• _The records_:

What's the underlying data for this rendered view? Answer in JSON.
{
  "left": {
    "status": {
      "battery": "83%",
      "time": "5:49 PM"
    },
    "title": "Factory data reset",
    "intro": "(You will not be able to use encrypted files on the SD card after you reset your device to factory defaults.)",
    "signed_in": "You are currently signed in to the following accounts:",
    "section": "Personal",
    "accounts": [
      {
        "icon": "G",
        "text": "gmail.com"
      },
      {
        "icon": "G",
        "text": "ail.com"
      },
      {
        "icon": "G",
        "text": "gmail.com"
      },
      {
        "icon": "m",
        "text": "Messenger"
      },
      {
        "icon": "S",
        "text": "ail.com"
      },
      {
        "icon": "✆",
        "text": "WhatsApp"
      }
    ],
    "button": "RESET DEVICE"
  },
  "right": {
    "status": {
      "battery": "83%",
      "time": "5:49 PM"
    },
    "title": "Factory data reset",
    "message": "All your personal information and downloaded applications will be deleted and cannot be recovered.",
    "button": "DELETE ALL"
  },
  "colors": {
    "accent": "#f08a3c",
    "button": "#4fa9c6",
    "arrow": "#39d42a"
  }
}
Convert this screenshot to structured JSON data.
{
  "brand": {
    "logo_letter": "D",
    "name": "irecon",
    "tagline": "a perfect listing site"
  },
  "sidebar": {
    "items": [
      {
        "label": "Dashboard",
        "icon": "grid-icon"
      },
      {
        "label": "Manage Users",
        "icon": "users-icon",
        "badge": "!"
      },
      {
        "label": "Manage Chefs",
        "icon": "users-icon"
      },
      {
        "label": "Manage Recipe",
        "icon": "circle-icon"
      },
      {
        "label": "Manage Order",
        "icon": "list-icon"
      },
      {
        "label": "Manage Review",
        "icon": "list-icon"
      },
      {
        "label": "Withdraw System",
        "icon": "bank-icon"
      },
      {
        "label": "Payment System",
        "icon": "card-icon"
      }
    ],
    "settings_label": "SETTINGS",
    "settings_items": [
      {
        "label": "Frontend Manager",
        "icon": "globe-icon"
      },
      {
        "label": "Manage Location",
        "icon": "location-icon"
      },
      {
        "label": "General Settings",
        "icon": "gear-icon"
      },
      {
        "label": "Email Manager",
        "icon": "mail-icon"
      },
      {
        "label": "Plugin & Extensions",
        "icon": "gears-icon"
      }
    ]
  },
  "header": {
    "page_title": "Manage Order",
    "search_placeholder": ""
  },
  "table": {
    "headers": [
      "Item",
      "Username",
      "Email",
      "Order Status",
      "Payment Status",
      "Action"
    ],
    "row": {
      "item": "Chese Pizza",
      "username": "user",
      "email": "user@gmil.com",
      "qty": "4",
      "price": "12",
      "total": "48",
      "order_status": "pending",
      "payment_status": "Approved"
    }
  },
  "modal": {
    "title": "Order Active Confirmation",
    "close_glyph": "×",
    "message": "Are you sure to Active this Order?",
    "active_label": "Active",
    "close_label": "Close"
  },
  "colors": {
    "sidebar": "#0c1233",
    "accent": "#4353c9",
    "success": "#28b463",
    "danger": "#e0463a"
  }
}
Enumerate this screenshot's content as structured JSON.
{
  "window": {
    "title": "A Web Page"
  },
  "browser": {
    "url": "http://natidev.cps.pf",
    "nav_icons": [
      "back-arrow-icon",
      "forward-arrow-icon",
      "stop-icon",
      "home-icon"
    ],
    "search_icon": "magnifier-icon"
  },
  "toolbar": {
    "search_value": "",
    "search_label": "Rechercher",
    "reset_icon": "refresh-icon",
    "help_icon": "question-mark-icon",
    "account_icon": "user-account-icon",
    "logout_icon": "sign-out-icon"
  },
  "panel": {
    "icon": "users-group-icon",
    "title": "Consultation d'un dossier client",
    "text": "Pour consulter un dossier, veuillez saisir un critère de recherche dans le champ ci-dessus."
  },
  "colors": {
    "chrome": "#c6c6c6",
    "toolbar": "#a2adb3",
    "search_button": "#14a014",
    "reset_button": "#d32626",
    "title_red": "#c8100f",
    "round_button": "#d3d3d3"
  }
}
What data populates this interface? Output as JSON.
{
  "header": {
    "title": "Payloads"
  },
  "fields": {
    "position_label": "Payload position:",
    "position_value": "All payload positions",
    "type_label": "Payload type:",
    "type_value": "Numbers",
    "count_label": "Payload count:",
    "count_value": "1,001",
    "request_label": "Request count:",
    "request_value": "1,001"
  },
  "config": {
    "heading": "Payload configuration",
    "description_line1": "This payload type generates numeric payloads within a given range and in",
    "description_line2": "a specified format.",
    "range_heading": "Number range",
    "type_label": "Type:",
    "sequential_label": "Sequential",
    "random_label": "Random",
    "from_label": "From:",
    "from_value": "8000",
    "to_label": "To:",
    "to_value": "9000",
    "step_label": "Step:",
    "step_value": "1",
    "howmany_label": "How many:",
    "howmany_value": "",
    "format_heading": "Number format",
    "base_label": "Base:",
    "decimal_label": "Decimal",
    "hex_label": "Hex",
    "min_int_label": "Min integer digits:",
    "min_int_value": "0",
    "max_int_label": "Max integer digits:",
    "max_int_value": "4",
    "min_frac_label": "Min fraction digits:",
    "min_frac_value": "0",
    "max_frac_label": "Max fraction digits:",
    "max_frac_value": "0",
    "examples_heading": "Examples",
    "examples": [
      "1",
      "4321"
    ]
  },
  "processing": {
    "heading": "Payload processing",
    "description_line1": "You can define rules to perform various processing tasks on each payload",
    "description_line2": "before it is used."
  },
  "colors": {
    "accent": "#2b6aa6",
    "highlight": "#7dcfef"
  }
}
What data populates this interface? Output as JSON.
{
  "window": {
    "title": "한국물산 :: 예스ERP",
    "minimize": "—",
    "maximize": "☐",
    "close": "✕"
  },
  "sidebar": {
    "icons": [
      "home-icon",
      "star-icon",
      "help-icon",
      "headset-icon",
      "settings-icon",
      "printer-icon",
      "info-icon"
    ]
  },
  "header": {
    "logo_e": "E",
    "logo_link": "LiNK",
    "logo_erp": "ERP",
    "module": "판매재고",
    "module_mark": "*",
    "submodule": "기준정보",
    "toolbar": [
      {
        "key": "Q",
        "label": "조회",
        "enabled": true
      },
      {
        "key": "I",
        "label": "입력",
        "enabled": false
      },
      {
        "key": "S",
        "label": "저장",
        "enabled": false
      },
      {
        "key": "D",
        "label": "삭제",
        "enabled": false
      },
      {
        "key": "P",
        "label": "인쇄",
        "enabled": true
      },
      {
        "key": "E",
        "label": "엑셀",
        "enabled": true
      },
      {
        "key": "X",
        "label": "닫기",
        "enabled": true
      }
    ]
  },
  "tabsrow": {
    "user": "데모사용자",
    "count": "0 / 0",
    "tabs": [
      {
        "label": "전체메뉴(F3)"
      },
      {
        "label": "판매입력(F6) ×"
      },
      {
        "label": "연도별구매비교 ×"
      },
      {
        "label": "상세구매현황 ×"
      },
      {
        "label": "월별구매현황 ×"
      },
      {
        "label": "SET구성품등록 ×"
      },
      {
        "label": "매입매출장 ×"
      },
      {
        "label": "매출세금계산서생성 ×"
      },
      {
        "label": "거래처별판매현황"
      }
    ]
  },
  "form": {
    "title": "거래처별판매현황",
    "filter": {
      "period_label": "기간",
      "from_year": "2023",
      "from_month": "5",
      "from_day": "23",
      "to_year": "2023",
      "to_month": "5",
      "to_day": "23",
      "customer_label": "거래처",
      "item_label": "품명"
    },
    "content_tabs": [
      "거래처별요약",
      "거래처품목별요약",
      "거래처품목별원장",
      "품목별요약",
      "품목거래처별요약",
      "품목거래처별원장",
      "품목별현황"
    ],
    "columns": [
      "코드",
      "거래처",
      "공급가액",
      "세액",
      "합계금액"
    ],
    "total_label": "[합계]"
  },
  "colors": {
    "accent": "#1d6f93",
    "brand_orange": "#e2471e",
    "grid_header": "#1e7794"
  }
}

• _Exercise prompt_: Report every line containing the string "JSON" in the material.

• _Answer box_:
What's the underlying data for this rendered view? Answer in JSON.
Convert this screenshot to structured JSON data.
Enumerate this screenshot's content as structured JSON.
What data populates this interface? Output as JSON.
What data populates this interface? Output as JSON.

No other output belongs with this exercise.